___ Records provided ___

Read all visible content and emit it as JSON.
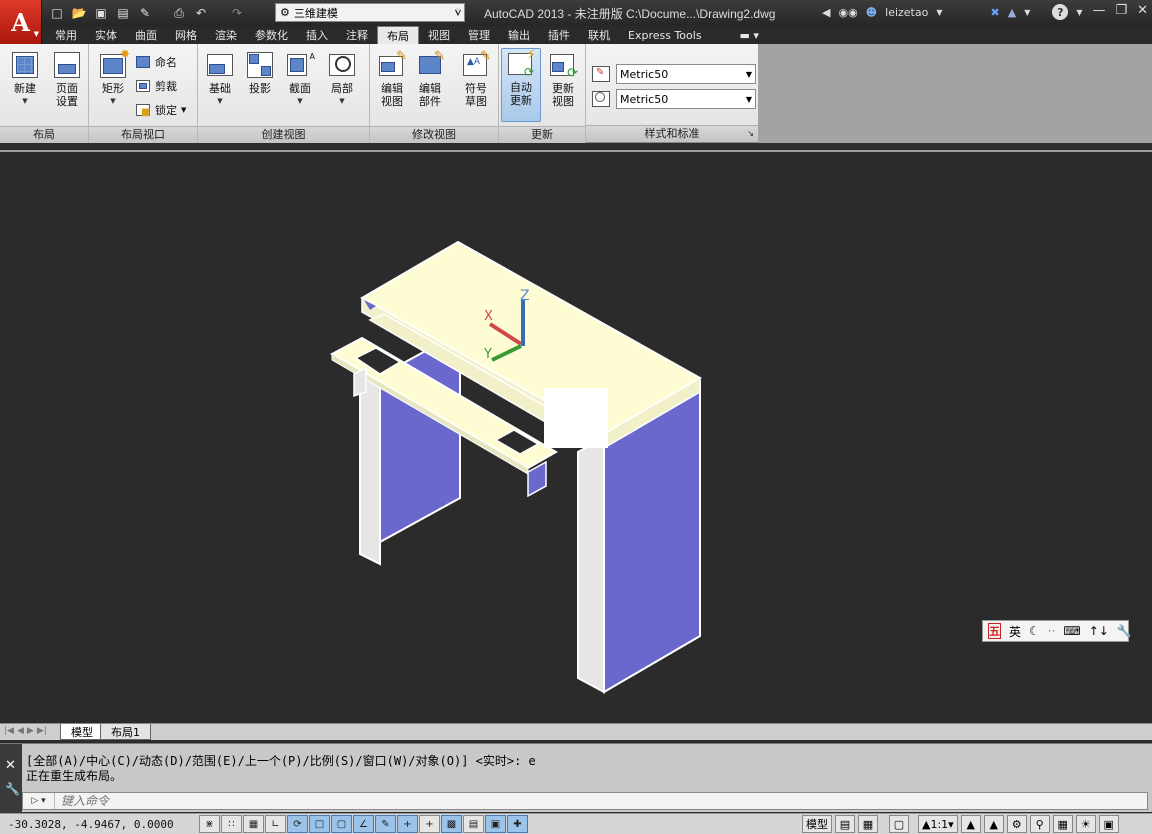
{
  "app": {
    "title": "AutoCAD 2013 - 未注册版    C:\\Docume...\\Drawing2.dwg",
    "app_letter": "A",
    "workspace": "三维建模",
    "user": "leizetao"
  },
  "quick_access": [
    "new-icon",
    "open-icon",
    "save-icon",
    "save-as-icon",
    "publish-icon",
    "print-icon",
    "undo-icon",
    "redo-icon"
  ],
  "tabs": [
    "常用",
    "实体",
    "曲面",
    "网格",
    "渲染",
    "参数化",
    "插入",
    "注释",
    "布局",
    "视图",
    "管理",
    "输出",
    "插件",
    "联机",
    "Express Tools"
  ],
  "active_tab": "布局",
  "ribbon": {
    "layout_panel": {
      "title": "布局",
      "new_label": "新建",
      "page_setup_label": "页面\n设置"
    },
    "viewport_panel": {
      "title": "布局视口",
      "rect_label": "矩形",
      "named_label": "命名",
      "clip_label": "剪裁",
      "lock_label": "锁定"
    },
    "create_view_panel": {
      "title": "创建视图",
      "base_label": "基础",
      "projected_label": "投影",
      "section_label": "截面",
      "detail_label": "局部"
    },
    "modify_view_panel": {
      "title": "修改视图",
      "edit_view_label": "编辑\n视图",
      "edit_component_label": "编辑\n部件",
      "symbol_sketch_label": "符号\n草图"
    },
    "update_panel": {
      "title": "更新",
      "auto_update_label": "自动\n更新",
      "update_view_label": "更新\n视图"
    },
    "styles_panel": {
      "title": "样式和标准",
      "style1": "Metric50",
      "style2": "Metric50"
    }
  },
  "ucs": {
    "x": "X",
    "y": "Y",
    "z": "Z"
  },
  "ime": {
    "logo": "五",
    "mode": "英"
  },
  "layout_tabs": {
    "model": "模型",
    "layout1": "布局1"
  },
  "command": {
    "history_line1": "[全部(A)/中心(C)/动态(D)/范围(E)/上一个(P)/比例(S)/窗口(W)/对象(O)] <实时>: e",
    "history_line2": "正在重生成布局。",
    "placeholder": "键入命令"
  },
  "status": {
    "coords": "-30.3028, -4.9467, 0.0000",
    "model_label": "模型",
    "scale": "1:1"
  }
}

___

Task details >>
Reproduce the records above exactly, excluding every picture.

Written response >>
Read all visible content and emit it as JSON.
{
  "app": {
    "title": "AutoCAD 2013 - 未注册版    C:\\Docume...\\Drawing2.dwg",
    "app_letter": "A",
    "workspace": "三维建模",
    "user": "leizetao"
  },
  "quick_access": [
    "new-icon",
    "open-icon",
    "save-icon",
    "save-as-icon",
    "publish-icon",
    "print-icon",
    "undo-icon",
    "redo-icon"
  ],
  "tabs": [
    "常用",
    "实体",
    "曲面",
    "网格",
    "渲染",
    "参数化",
    "插入",
    "注释",
    "布局",
    "视图",
    "管理",
    "输出",
    "插件",
    "联机",
    "Express Tools"
  ],
  "active_tab": "布局",
  "ribbon": {
    "layout_panel": {
      "title": "布局",
      "new_label": "新建",
      "page_setup_label": "页面\n设置"
    },
    "viewport_panel": {
      "title": "布局视口",
      "rect_label": "矩形",
      "named_label": "命名",
      "clip_label": "剪裁",
      "lock_label": "锁定"
    },
    "create_view_panel": {
      "title": "创建视图",
      "base_label": "基础",
      "projected_label": "投影",
      "section_label": "截面",
      "detail_label": "局部"
    },
    "modify_view_panel": {
      "title": "修改视图",
      "edit_view_label": "编辑\n视图",
      "edit_component_label": "编辑\n部件",
      "symbol_sketch_label": "符号\n草图"
    },
    "update_panel": {
      "title": "更新",
      "auto_update_label": "自动\n更新",
      "update_view_label": "更新\n视图"
    },
    "styles_panel": {
      "title": "样式和标准",
      "style1": "Metric50",
      "style2": "Metric50"
    }
  },
  "ucs": {
    "x": "X",
    "y": "Y",
    "z": "Z"
  },
  "ime": {
    "logo": "五",
    "mode": "英"
  },
  "layout_tabs": {
    "model": "模型",
    "layout1": "布局1"
  },
  "command": {
    "history_line1": "[全部(A)/中心(C)/动态(D)/范围(E)/上一个(P)/比例(S)/窗口(W)/对象(O)] <实时>: e",
    "history_line2": "正在重生成布局。",
    "placeholder": "键入命令"
  },
  "status": {
    "coords": "-30.3028, -4.9467, 0.0000",
    "model_label": "模型",
    "scale": "1:1"
  }
}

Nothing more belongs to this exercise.